Purpose: Previous cross-population comparisons suggest a considerable overlap in the morphosyntactic profiles of children with developmental language disorder (DLD) and children who experience language disorder associated with autism spectrum disorder (LD-ASD). The goal of this study was to further examine and compare the morphosyntactic profiles of the two populations using both standardized, norm-referenced assessments and language sample analysis. Method: We used the Structured Photographic Expressive Language Test–Third Edition (Dawson et al., 2003) and the Index of Productive Syntax (in Applied Psycholinguistics, 11(1), 1990 by Scarborough) to compare the morphosyntactic profiles of 21 children with DLD (5;6–8;1 [years;months]) and 15 children with LD-ASD (4;4–9;8). Results: Overall, both groups’ morphosyntactic profiles were not significantly different based on the 26 structures assessed by the Structured Photographic Expressive Language Test–Third Edition. Chi-square analyses identified two structures on which the DLD group outperformed the LD-ASD group (i.e., participle and the conjunction “and”). Likewise, the groups’ morphosyntactic profiles were not significantly different based on the 56 items assessed by the Index of Productive Syntax.

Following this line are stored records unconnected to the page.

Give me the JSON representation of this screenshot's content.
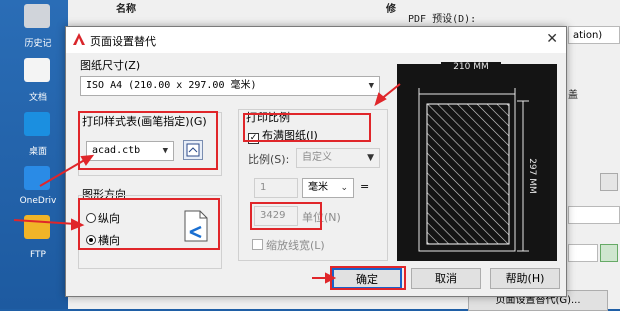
{
  "desktop": {
    "items": [
      {
        "label": "历史记"
      },
      {
        "label": "文档"
      },
      {
        "label": "桌面"
      },
      {
        "label": "OneDriv"
      },
      {
        "label": "FTP"
      }
    ]
  },
  "background_window": {
    "col_name": "名称",
    "col_mod": "修",
    "pdf_preset_label": "PDF 预设(D):",
    "right_field1": "ation)",
    "right_field2": "盖",
    "right_bottom_button": "页面设置替代(G)..."
  },
  "dialog": {
    "title": "页面设置替代",
    "paper_size_label": "图纸尺寸(Z)",
    "paper_size_value": "ISO A4 (210.00 x 297.00 毫米)",
    "plot_style_label": "打印样式表(画笔指定)(G)",
    "plot_style_value": "acad.ctb",
    "orientation_label": "图形方向",
    "portrait_label": "纵向",
    "landscape_label": "横向",
    "plot_scale_label": "打印比例",
    "fit_to_paper_label": "布满图纸(I)",
    "scale_label": "比例(S):",
    "scale_value": "自定义",
    "scale_num": "1",
    "unit_value": "毫米",
    "equals": "=",
    "scale_den": "3429",
    "unit_label": "单位(N)",
    "scale_lineweights_label": "缩放线宽(L)",
    "preview_width": "210 MM",
    "preview_height": "297 MM",
    "ok_label": "确定",
    "cancel_label": "取消",
    "help_label": "帮助(H)"
  },
  "colors": {
    "accent_red": "#e0262a",
    "desktop_blue": "#1f5fa6",
    "preview_bg": "#141414"
  }
}
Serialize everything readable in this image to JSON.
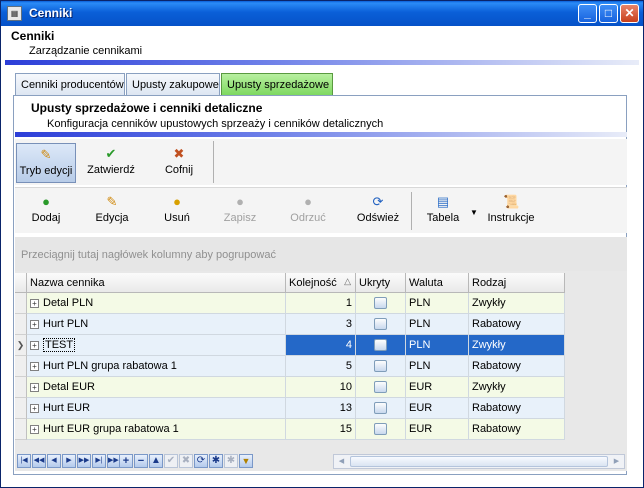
{
  "window": {
    "title": "Cenniki"
  },
  "header": {
    "title": "Cenniki",
    "subtitle": "Zarządzanie cennikami"
  },
  "tabs": [
    {
      "label": "Cenniki producentów"
    },
    {
      "label": "Upusty zakupowe"
    },
    {
      "label": "Upusty sprzedażowe"
    }
  ],
  "panel": {
    "title": "Upusty sprzedażowe i cenniki detaliczne",
    "subtitle": "Konfiguracja cenników upustowych sprzeaży i cenników detalicznych"
  },
  "toolbar1": {
    "edit_mode": "Tryb edycji",
    "approve": "Zatwierdź",
    "undo": "Cofnij"
  },
  "toolbar2": {
    "add": "Dodaj",
    "edit": "Edycja",
    "delete": "Usuń",
    "save": "Zapisz",
    "discard": "Odrzuć",
    "refresh": "Odśwież",
    "table": "Tabela",
    "instructions": "Instrukcje"
  },
  "grid": {
    "group_hint": "Przeciągnij tutaj nagłówek kolumny aby pogrupować",
    "columns": [
      "Nazwa cennika",
      "Kolejność",
      "Ukryty",
      "Waluta",
      "Rodzaj"
    ],
    "rows": [
      {
        "name": "Detal PLN",
        "order": "1",
        "currency": "PLN",
        "type": "Zwykły"
      },
      {
        "name": "Hurt PLN",
        "order": "3",
        "currency": "PLN",
        "type": "Rabatowy"
      },
      {
        "name": "TEST",
        "order": "4",
        "currency": "PLN",
        "type": "Zwykły"
      },
      {
        "name": "Hurt PLN grupa rabatowa 1",
        "order": "5",
        "currency": "PLN",
        "type": "Rabatowy"
      },
      {
        "name": "Detal EUR",
        "order": "10",
        "currency": "EUR",
        "type": "Zwykły"
      },
      {
        "name": "Hurt EUR",
        "order": "13",
        "currency": "EUR",
        "type": "Rabatowy"
      },
      {
        "name": "Hurt EUR grupa rabatowa 1",
        "order": "15",
        "currency": "EUR",
        "type": "Rabatowy"
      }
    ],
    "selected_row": 2,
    "sort_column": "Kolejność",
    "sort_direction": "ascending"
  },
  "colors": {
    "title_bar": "#0a5fd8",
    "active_tab": "#7ed860",
    "selection": "#2468c8"
  }
}
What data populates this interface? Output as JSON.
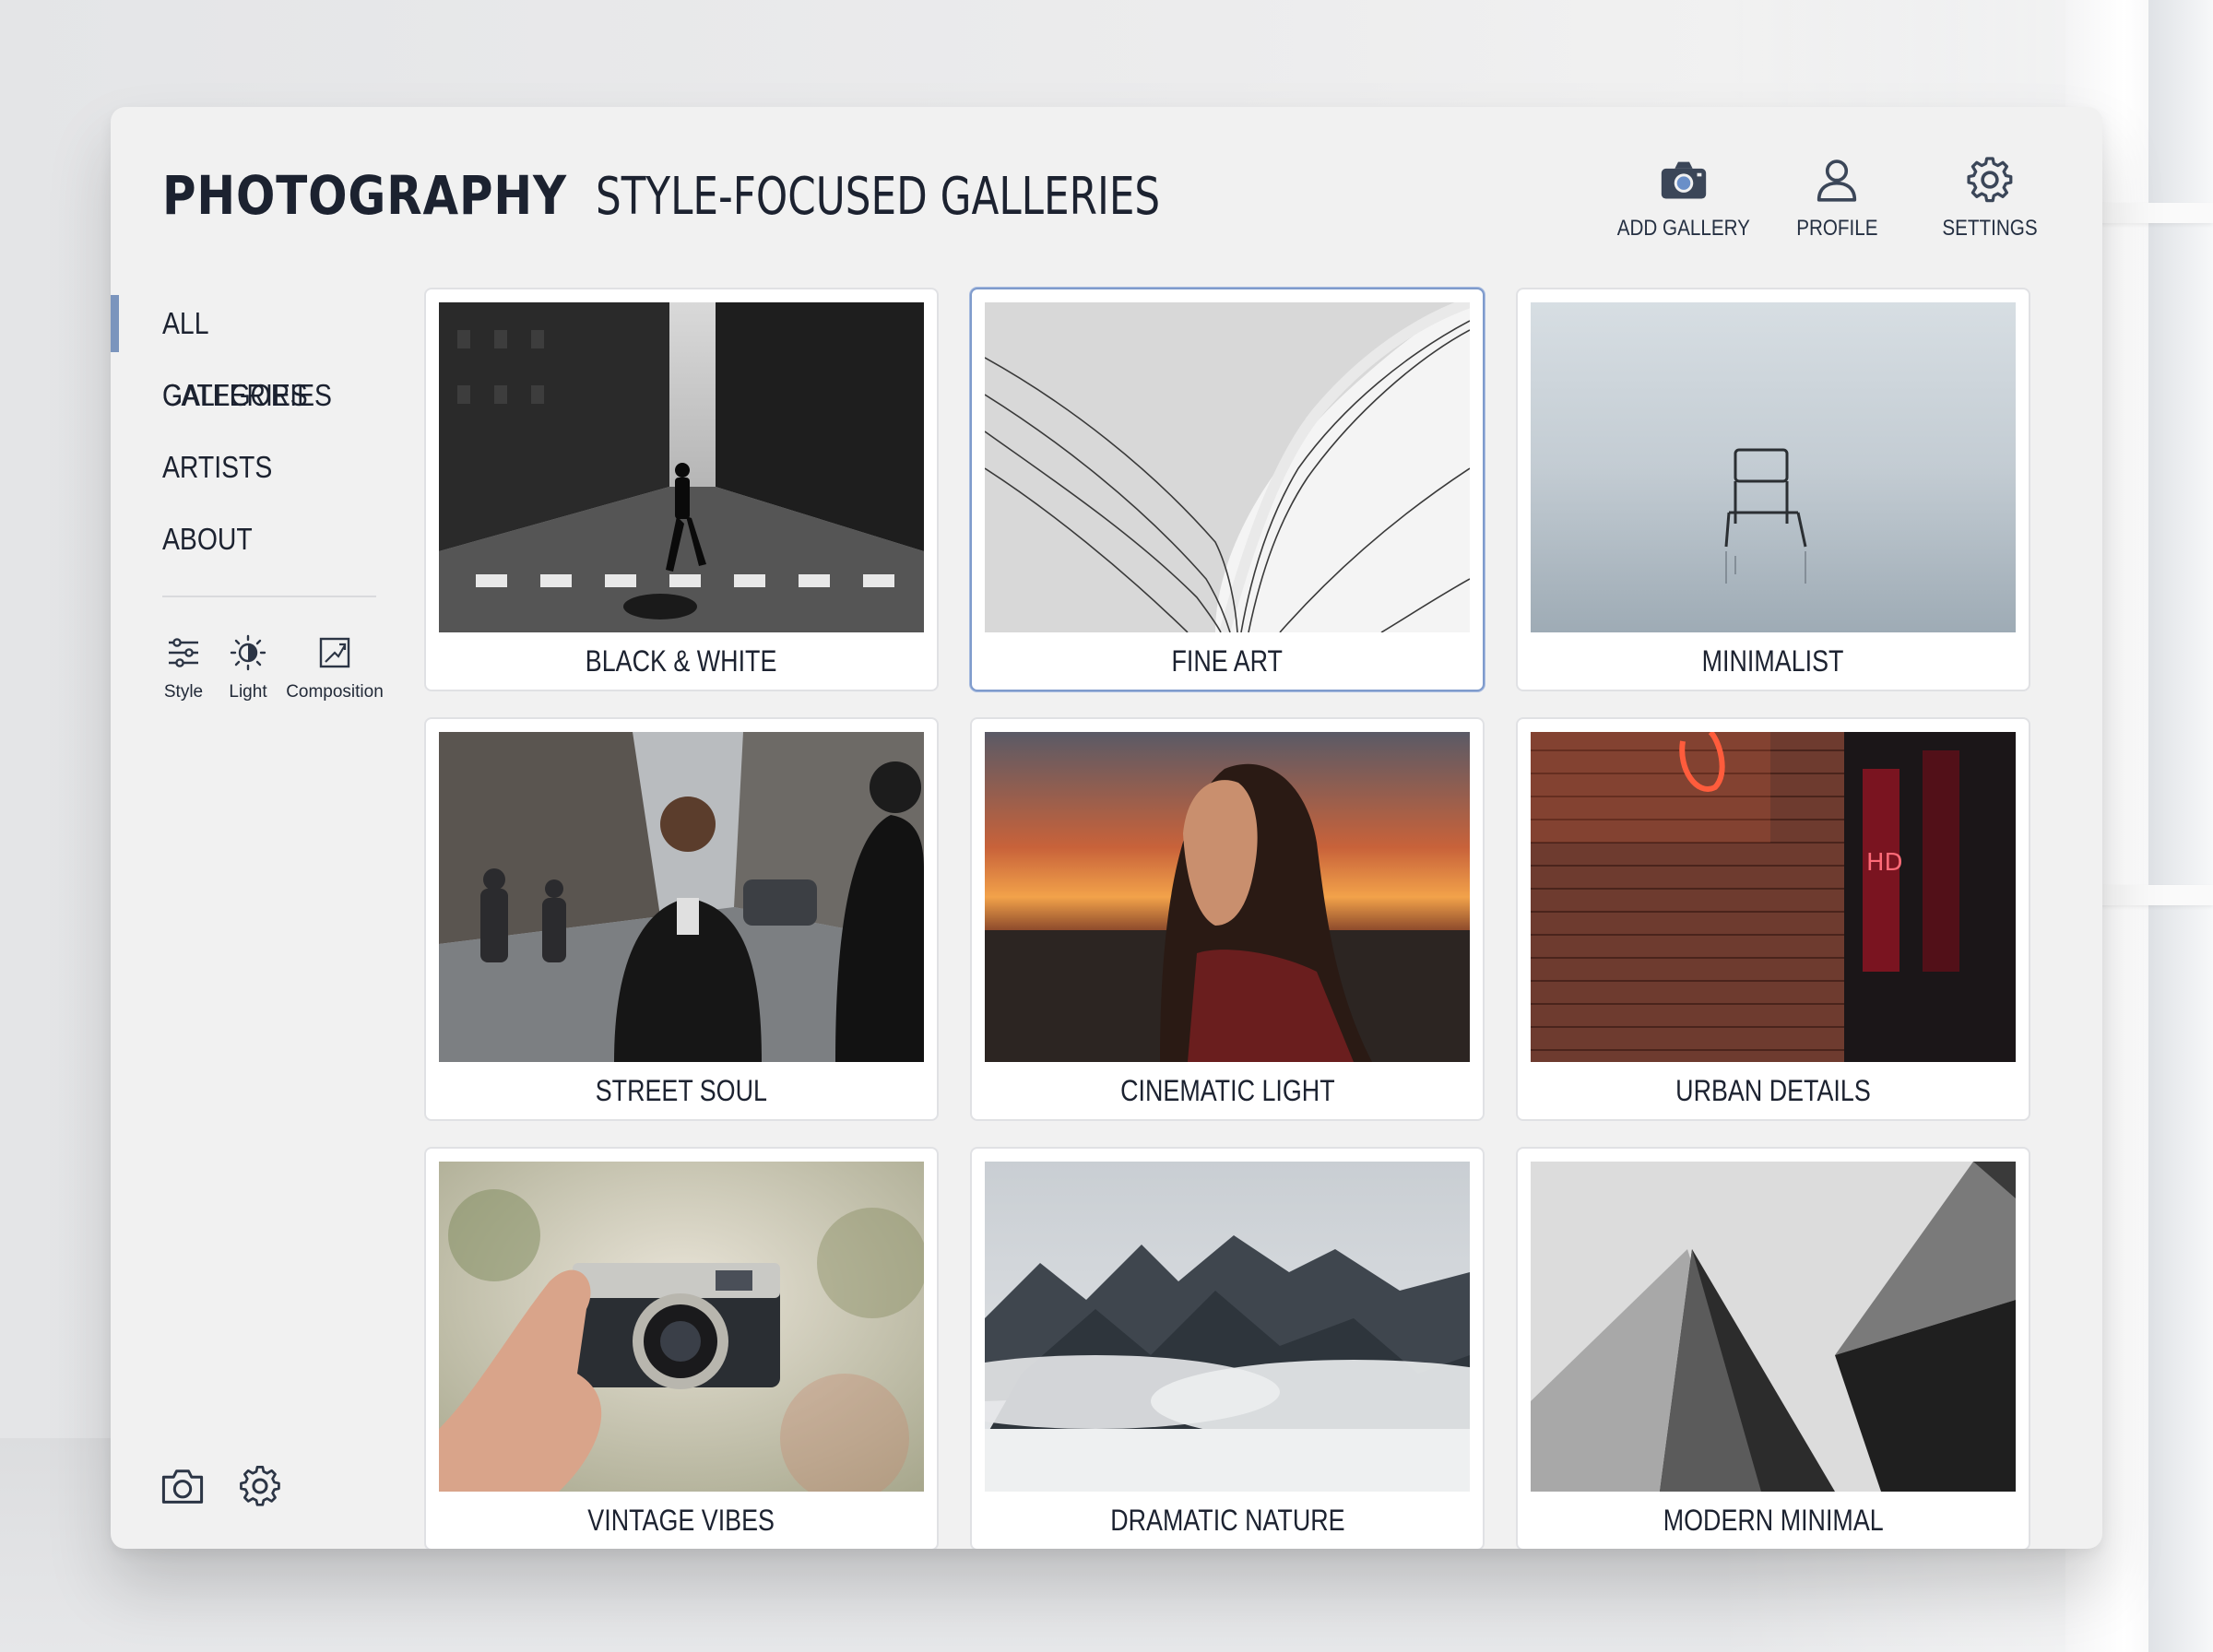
{
  "header": {
    "title": "PHOTOGRAPHY",
    "subtitle": "STYLE-FOCUSED GALLERIES"
  },
  "top_actions": [
    {
      "label": "ADD GALLERY",
      "icon": "camera-icon"
    },
    {
      "label": "PROFILE",
      "icon": "user-icon"
    },
    {
      "label": "SETTINGS",
      "icon": "gear-icon"
    }
  ],
  "sidebar": {
    "items": [
      {
        "label": "ALL GALLERIES",
        "active": true
      },
      {
        "label": "CATEGORIES",
        "active": false
      },
      {
        "label": "ARTISTS",
        "active": false
      },
      {
        "label": "ABOUT",
        "active": false
      }
    ],
    "tools": [
      {
        "label": "Style",
        "icon": "sliders-icon"
      },
      {
        "label": "Light",
        "icon": "contrast-icon"
      },
      {
        "label": "Composition",
        "icon": "crop-frame-icon"
      }
    ],
    "bottom_icons": [
      "camera-icon",
      "gear-icon"
    ]
  },
  "galleries": [
    {
      "title": "BLACK & WHITE",
      "selected": false
    },
    {
      "title": "FINE ART",
      "selected": true
    },
    {
      "title": "MINIMALIST",
      "selected": false
    },
    {
      "title": "STREET SOUL",
      "selected": false
    },
    {
      "title": "CINEMATIC LIGHT",
      "selected": false
    },
    {
      "title": "URBAN DETAILS",
      "selected": false
    },
    {
      "title": "VINTAGE VIBES",
      "selected": false
    },
    {
      "title": "DRAMATIC NATURE",
      "selected": false
    },
    {
      "title": "MODERN MINIMAL",
      "selected": false
    }
  ],
  "colors": {
    "accent": "#7b95bd",
    "selected_border": "#7f9bcc",
    "text": "#1c2230",
    "panel_bg": "#f1f1f1"
  }
}
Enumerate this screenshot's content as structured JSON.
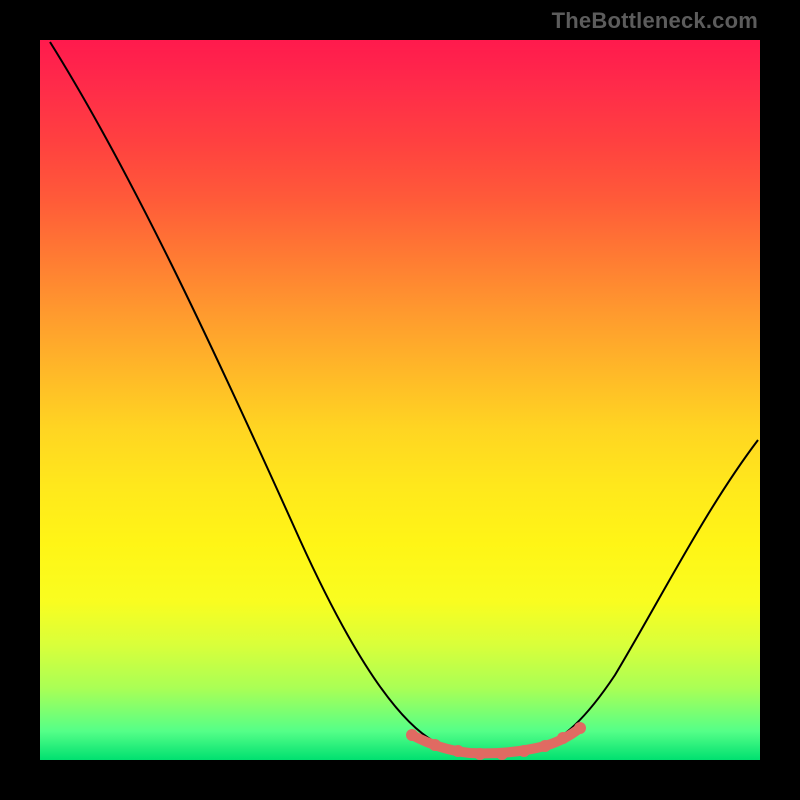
{
  "watermark": "TheBottleneck.com",
  "chart_data": {
    "type": "line",
    "title": "",
    "xlabel": "",
    "ylabel": "",
    "xlim": [
      0,
      100
    ],
    "ylim": [
      0,
      100
    ],
    "grid": false,
    "series": [
      {
        "name": "curve",
        "x": [
          0,
          10,
          20,
          30,
          40,
          48,
          52,
          56,
          60,
          65,
          70,
          76,
          84,
          92,
          100
        ],
        "y": [
          100,
          80,
          62,
          46,
          30,
          16,
          8,
          3,
          1,
          0.5,
          1,
          4,
          12,
          26,
          44
        ]
      }
    ],
    "markers": {
      "x": [
        54,
        56,
        58,
        60,
        62,
        64,
        66,
        68,
        70,
        72,
        74
      ],
      "y": [
        3,
        2,
        1.2,
        1,
        0.8,
        0.8,
        0.8,
        1,
        1.5,
        2.5,
        4
      ]
    },
    "colors": {
      "curve": "#000000",
      "marker": "#e06a62",
      "gradient_top": "#ff1a4d",
      "gradient_bottom": "#00e070"
    }
  }
}
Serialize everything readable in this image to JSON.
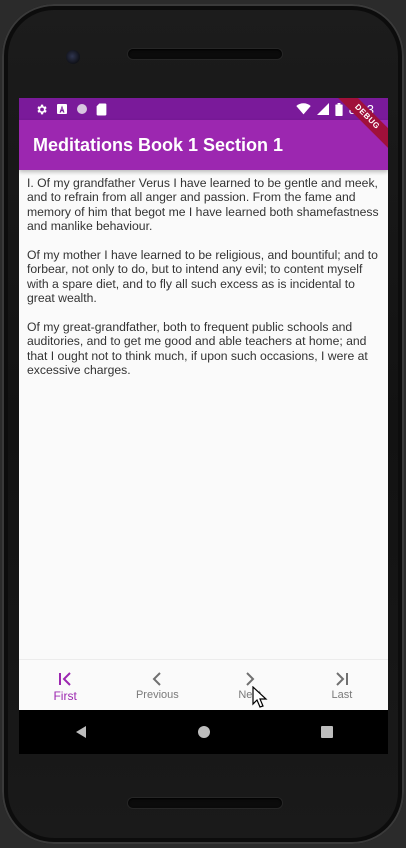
{
  "status_bar": {
    "time": "8:33",
    "left_icons": [
      "gear-icon",
      "a-icon",
      "circle-icon",
      "sd-card-icon"
    ],
    "right_icons": [
      "wifi-icon",
      "signal-icon",
      "battery-icon"
    ],
    "color": "#7a1a9a"
  },
  "app_bar": {
    "title": "Meditations Book 1 Section 1",
    "color": "#9c27b0"
  },
  "debug_banner": "DEBUG",
  "content": {
    "paragraphs": [
      "I. Of my grandfather Verus I have learned to be gentle and meek, and to refrain from all anger and passion. From the fame and memory of him that begot me I have learned both shamefastness and manlike behaviour.",
      "Of my mother I have learned to be religious, and bountiful; and to forbear, not only to do, but to intend any evil; to content myself with a spare diet, and to fly all such excess as is incidental to great wealth.",
      "Of my great-grandfather, both to frequent public schools and auditories, and to get me good and able teachers at home; and that I ought not to think much, if upon such occasions, I were at excessive charges."
    ]
  },
  "bottom_nav": {
    "active_color": "#9c27b0",
    "items": [
      {
        "label": "First",
        "icon": "first-page-icon",
        "active": true
      },
      {
        "label": "Previous",
        "icon": "chevron-left-icon",
        "active": false
      },
      {
        "label": "Next",
        "icon": "chevron-right-icon",
        "active": false
      },
      {
        "label": "Last",
        "icon": "last-page-icon",
        "active": false
      }
    ]
  },
  "system_nav": [
    "back-icon",
    "home-icon",
    "recents-icon"
  ]
}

Analyses identified only one structure on which the DLD group outperformed the LD-ASD group (i.e., S8: Infinitive) and four structures on which the LD-ASD group outperformed the DLD group (i.e., Q9: Why/when/which, etc.; Q6: Wh-question with auxiliary, modal, or copula; Q4: Wh-question with verb; and Q2: Routine question). Conclusions: Study results suggest that the morphosyntactic profiles of children with DLD and children with LD-ASD are not significantly different. Results also suggest potential weaknesses on forms that have not been the focusofpreviousstudies.Itisimportantforclinicians to assess each of these forms using both standardized assessments and language sample analysis to gain a full understanding of the language profiles of children with DLD or LD-ASD.
Bibliographical noteFunding Information:
This study was supported by National Institute on Deafness and Other Communication Disorders Grant R03 DC113653, awarded to Lizbeth Finestack.
© 2020 American Speech-Language-Hearing Association.
PubMed: MeSH publication types
- Journal Article
- Research Support, N.I.H., Extramural